the traditional banking system. If they give me a check, it might bounce. If they do a wire transfer, it might be forged
[or reversed later] and I can’t check its validity. If they give me cash, it might be counterfeit. Three confirmations later, I gave them the key to my car. After three confirmations in the Bitcoin blockchain,
that money was mine; irreversibly, unquestionably real. It couldn’t be forged and I could verify
that independently on my cellphone, while I was having Chinese food
and waiting for three confirmations. That is a transaction you cannot do. That is person-to-person commerce, kicking out all
of the intermediaries, and without having to trust anything other than the network protocol. That’s exactly why we can do commerce locally now. [ORGANISER] Okay. This ties into the next one we have: do you worry about
Bitcoin failing because the masses don’t understand it? [ANDREAS] As much as I worry about the internet
failing because the masses do not understand BGP, TCP/IP, or Windows.
[Laughter] [Applause] The bottom line is that today, the system is only usable
for those who have some level of technical expertise. I sent my first email in 1989. I used the command line client with about
two years of Unix experience, on a mainframe, to send an email which took three days to
cross the internet using store-and-forward UUCP. That was an experience no one in my immediate
surroundings could replicate for another 20 years. In 2009, my mother sent her first email on her brand
new iPad by [swiping her finger across the screen]. [Laughter] That’s the gap of experience
that we have today in Bitcoin. Bitcoin is exactly where the internet was
in the very early ’90s, possibly before DNS, because we don’t even have good
naming systems yet that are decentralised. We still have the equivalent of IP addresses, these
long strings that are indecipherable to normal humans. The experience today is as geeky, impossible
to understand, and non-intuitive as you might expect. Probably the only people in Vienna who are
capable of using it today are all in this room. [Laughter]
But that’s okay! If you take that experience and turn it into
[swiping your finger to send a transaction], you can build a massive opportunity for employment. You can build a new career,
a great new software project. You can create the applications that are
needed for us to take this mainstream. [ORGANISER] It’s an interesting argument. People understand the internet with TCP/IP
packets and these kind of things. I’ve worked on Firefox OS, which was a completely open

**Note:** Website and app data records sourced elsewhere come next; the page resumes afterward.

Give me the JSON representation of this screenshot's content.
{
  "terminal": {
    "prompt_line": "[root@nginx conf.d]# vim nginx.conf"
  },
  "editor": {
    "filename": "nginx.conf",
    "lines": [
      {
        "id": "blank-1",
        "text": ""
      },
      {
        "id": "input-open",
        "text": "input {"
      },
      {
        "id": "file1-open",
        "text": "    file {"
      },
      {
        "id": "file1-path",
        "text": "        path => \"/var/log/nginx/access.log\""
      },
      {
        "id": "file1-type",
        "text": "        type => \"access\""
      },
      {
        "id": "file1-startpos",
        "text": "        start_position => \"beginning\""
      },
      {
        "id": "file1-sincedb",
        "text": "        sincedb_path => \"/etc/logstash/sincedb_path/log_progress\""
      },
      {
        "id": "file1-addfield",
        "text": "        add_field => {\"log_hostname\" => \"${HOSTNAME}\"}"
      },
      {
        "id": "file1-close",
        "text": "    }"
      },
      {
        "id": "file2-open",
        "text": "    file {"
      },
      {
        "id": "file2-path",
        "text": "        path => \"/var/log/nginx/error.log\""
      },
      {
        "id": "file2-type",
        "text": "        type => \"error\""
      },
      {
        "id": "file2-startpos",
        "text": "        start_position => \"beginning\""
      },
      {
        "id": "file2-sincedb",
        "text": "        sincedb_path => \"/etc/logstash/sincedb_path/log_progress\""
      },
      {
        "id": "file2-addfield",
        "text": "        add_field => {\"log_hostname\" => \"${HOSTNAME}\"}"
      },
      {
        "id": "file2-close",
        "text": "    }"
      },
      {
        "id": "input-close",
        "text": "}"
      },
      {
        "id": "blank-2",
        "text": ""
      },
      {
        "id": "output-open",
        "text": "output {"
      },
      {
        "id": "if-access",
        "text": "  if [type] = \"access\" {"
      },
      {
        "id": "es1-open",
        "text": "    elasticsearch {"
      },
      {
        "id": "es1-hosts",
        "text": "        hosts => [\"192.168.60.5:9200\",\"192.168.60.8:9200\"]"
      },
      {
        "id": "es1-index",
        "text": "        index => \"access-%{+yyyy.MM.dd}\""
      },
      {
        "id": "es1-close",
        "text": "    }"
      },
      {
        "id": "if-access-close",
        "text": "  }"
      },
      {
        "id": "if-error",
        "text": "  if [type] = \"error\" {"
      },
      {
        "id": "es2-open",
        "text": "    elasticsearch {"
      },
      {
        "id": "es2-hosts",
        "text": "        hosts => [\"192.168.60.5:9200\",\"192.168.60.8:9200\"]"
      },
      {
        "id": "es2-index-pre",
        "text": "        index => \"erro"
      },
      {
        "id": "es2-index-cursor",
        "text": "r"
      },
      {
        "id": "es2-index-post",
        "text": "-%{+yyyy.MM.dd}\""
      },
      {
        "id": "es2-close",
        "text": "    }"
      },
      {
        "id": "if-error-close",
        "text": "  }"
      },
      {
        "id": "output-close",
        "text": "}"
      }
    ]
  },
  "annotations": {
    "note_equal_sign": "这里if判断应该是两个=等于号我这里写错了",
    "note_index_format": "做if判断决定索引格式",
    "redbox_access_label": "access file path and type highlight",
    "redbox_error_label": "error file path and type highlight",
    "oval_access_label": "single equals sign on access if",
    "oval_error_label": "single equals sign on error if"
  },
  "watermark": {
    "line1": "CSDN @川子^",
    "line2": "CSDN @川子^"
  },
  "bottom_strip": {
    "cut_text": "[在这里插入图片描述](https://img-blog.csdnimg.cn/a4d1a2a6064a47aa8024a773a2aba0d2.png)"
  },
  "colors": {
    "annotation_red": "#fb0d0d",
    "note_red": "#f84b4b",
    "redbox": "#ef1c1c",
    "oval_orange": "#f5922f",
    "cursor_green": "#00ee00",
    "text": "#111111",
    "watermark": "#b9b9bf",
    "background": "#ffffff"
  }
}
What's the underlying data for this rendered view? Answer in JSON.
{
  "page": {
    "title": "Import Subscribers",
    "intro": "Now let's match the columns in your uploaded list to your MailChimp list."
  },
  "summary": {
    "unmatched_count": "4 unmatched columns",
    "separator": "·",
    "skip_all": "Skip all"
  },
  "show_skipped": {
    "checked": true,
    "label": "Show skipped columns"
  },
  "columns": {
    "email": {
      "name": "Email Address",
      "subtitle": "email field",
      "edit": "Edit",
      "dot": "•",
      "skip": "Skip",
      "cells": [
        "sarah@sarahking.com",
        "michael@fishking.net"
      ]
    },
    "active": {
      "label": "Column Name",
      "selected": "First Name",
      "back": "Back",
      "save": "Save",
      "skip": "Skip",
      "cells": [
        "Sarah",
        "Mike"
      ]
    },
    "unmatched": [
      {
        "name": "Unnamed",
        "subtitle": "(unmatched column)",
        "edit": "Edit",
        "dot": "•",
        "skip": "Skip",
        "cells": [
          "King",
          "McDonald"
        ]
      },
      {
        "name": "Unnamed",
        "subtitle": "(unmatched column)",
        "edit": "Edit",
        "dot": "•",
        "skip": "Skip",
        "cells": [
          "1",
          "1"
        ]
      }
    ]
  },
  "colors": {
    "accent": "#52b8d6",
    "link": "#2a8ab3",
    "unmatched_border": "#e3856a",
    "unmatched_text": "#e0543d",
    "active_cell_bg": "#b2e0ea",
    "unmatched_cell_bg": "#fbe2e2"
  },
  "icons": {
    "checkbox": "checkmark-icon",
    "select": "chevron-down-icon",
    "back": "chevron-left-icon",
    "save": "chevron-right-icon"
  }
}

operating system trying to get into the mobile space, based on understanding web
technologies and the whole stack. It failed immensely. About 80% of the traffic on the internet nowadays
is either owned by Google, Amazon, or Facebook. People publish first on Facebook,
then [elsewhere] on the internet. The argument for open [systems] winning in
the internet, as much as it hurts me, is problematic. Facebook made it easier to publish,
much like banks made it easier to [use] money. What do we do about that gap in the perception of
how easy it would be to have an open payment system? [ANDREAS] We wait. Because if you think Facebook is going to
be around forever, then you need to remember that at some point, Microsoft controlled
80% of the operating system market because they made Windows easy to use on the desktop. You couldn’t [really] use anything else. Now, Microsoft is dominated by
open technologies and open-source. They had to succumb to the open internet.
They lost the battle to close that. I think Facebook is already losing. How many here use it as your first platform of choice? Oh, not a single hand [went up]!
[Laughter] Kids don’t want to join Facebook nowadays,
because their grandparents are on Facebook. Right? The bottom line is, even if only 20% of the internet
is the free part, it is so radically free that… it can give rise to completely unexpected
phenomena like Bitcoin, that cannot be controlled. Those phenomena then turn around and create
a foundation for funding free, open, mesh, peer-to-peer infrastructure and applications. Through cryptocurrencies [we will]
re-decentralise and liberate the web. We’re only getting started.
The skirmishes are going to be delightful. I think, in the end, that ‘open’ always wins.